• _WHAT THE EXERCISE ASKS_
Every line below that carries the word "Book" needs to be copied.

EXERCISE DATA Block Start

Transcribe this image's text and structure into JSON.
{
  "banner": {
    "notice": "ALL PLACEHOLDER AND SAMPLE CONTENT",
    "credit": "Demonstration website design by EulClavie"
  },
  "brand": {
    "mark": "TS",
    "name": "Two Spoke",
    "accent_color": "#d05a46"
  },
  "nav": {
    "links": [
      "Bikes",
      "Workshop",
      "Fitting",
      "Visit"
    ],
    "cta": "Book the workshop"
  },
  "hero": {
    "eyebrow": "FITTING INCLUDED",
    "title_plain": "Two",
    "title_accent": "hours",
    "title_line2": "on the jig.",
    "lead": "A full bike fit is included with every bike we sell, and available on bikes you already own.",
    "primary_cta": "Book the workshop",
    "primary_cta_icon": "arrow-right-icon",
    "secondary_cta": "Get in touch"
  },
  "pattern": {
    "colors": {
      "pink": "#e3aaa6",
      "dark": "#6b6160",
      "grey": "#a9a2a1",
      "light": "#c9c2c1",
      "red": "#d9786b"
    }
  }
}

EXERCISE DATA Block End

• _YOUR SOLUTION_
    "cta": "Book the workshop"
    "primary_cta": "Book the workshop",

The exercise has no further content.